College of William and Mary
Catalytic Hydrogenations using First Row Transition Metal Complexes
Dr. William (Bill) McNamara is an inorganic chemist whose research project “Catalytic Hydrogenations Using First Row Transition Metals” has been supported by a PRF Undergraduate New Investigator (UNI) Grant. Dr. McNamara, an associate professor at the College of William and Mary, in Williamsburg, Virginia, indicates that the initial focus of the project was development of iron, cobalt and nickel catalysts for hydrogenation reactions. As he freely admits, “twenty-five or so new catalyst complexes were made but none were effective for hydrogenation reactions.”
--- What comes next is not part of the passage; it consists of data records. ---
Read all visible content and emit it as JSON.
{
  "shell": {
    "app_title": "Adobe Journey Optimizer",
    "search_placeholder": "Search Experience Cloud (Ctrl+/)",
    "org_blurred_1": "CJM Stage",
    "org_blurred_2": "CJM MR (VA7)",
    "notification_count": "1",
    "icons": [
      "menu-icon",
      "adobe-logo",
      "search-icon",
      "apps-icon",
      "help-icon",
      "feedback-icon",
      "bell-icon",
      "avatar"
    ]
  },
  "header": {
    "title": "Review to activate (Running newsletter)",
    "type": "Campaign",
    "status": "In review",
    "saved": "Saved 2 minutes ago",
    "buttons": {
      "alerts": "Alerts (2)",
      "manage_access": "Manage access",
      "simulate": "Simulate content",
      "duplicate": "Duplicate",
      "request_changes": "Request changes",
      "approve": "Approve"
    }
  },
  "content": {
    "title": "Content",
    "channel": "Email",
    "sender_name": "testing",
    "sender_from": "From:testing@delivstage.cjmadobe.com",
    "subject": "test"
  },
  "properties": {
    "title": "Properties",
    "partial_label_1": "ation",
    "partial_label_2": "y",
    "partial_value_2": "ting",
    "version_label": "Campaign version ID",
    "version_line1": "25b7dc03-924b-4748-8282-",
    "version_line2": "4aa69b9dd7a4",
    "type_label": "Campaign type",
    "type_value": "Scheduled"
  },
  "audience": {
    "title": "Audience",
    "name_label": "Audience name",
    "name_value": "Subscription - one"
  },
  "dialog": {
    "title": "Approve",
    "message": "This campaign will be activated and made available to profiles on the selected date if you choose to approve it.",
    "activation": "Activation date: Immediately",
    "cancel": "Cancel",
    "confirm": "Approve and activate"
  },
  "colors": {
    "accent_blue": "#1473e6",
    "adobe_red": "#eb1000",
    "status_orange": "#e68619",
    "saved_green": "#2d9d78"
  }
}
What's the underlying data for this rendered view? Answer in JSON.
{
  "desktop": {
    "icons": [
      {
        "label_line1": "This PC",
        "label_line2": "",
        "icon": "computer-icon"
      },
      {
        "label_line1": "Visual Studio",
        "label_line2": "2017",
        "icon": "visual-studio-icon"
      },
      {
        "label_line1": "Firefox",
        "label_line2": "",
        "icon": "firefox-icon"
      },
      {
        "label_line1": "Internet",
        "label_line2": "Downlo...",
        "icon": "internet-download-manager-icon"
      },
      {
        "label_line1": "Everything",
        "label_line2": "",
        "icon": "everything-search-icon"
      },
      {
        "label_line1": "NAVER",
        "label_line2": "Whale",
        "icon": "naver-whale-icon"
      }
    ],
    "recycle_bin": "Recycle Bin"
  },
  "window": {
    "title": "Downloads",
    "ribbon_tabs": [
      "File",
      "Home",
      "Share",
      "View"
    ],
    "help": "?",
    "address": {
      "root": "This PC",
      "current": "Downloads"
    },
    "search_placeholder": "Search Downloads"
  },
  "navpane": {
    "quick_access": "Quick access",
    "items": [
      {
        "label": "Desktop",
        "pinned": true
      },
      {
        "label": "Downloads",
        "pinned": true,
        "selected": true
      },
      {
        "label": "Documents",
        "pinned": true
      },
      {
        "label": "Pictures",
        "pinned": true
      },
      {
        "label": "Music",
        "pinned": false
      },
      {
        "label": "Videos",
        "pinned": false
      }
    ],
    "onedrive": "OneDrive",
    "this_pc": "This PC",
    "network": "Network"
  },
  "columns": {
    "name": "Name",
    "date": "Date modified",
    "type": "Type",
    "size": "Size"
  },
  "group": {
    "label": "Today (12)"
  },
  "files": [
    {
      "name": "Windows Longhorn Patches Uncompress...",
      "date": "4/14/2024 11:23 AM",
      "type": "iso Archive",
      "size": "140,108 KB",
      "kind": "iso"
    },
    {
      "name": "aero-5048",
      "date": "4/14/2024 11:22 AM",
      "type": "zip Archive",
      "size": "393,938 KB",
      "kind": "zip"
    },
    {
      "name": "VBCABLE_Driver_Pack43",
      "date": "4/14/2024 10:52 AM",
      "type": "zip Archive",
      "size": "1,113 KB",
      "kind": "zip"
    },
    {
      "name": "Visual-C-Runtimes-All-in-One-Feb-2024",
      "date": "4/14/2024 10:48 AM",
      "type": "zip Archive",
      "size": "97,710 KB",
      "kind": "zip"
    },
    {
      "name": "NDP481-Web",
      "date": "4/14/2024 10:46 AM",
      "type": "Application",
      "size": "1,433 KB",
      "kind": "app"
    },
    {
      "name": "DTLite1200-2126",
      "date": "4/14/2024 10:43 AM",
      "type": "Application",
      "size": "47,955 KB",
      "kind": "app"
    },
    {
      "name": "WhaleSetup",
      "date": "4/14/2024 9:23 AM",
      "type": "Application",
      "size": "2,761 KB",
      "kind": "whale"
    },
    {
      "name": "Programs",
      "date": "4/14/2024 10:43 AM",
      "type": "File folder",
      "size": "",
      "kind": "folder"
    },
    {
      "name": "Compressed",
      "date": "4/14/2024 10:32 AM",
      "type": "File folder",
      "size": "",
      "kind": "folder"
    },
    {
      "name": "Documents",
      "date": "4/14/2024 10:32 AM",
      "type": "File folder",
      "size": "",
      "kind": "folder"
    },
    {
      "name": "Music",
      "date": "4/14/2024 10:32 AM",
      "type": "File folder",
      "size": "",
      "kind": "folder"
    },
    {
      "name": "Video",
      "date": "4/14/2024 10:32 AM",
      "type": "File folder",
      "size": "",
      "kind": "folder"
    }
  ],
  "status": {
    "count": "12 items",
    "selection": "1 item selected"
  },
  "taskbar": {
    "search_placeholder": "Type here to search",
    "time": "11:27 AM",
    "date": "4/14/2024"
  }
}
However, Dr. McNamara and his students found that some of the cobalt and iron catalysts that they prepared were effective for carbon dioxide reduction to methanol. Conversion of carbon dioxide to usable alternatives is of considerable interest not only to chemists, but also to society in general. The ability of the iron and cobalt catalysts to reduce carbon dioxide has, as Dr. McNamara states, “led to an entirely new avenue of research for his group.” While this is a deviation from the original proposed research, such deviations are both acceptable and exciting, as long as the principal investigator obtains permission from their program manager, and the revised research is still within the scope of PRF funding.
In addition to developing iron and cobalt catalysts and exploring variations of the catalysts, Dr. McNamara’s group has extended their studies to exploring reaction mechanisms and enhancement of reactivity by electrochemical means. In the long term, these studies may lead to effective utilization of carbon dioxide generated from petroleum sources.
Dr. McNamara, who is a native of Scranton, PA, earned his B.S. degree from Lafayette College and benefited greatly from the ability to do research as an undergraduate. This is reflected in the fact the he considers the most rewarding aspect of his career working with undergraduate students who arrive with a limited chemistry skill set and evolve as they work in his program into researchers who can handle complex syntheses and sophisticated instrumentation.
Dr. McNamara joined the Chemistry Department of the College of William and Mary in 2012 after obtaining a Ph.D. degree at Yale University and a Postdoctoral appointment at the University of Rochester. The PRF Grant has been an important element in launching his independent career. As his first grant, PRF funding provided seed money to start his program and do the research that led to the successful, albeit unexpected, finding of the catalysts for electrocatalytic reductions; seven publications; and presentations by himself and his students at National and Regional ACS meetings. Further, this PRF-supported work provided the foundation and preliminary results for a successful NSF CAREER grant application that will provide five years of funding for his lab, and also contributed to his award of tenure.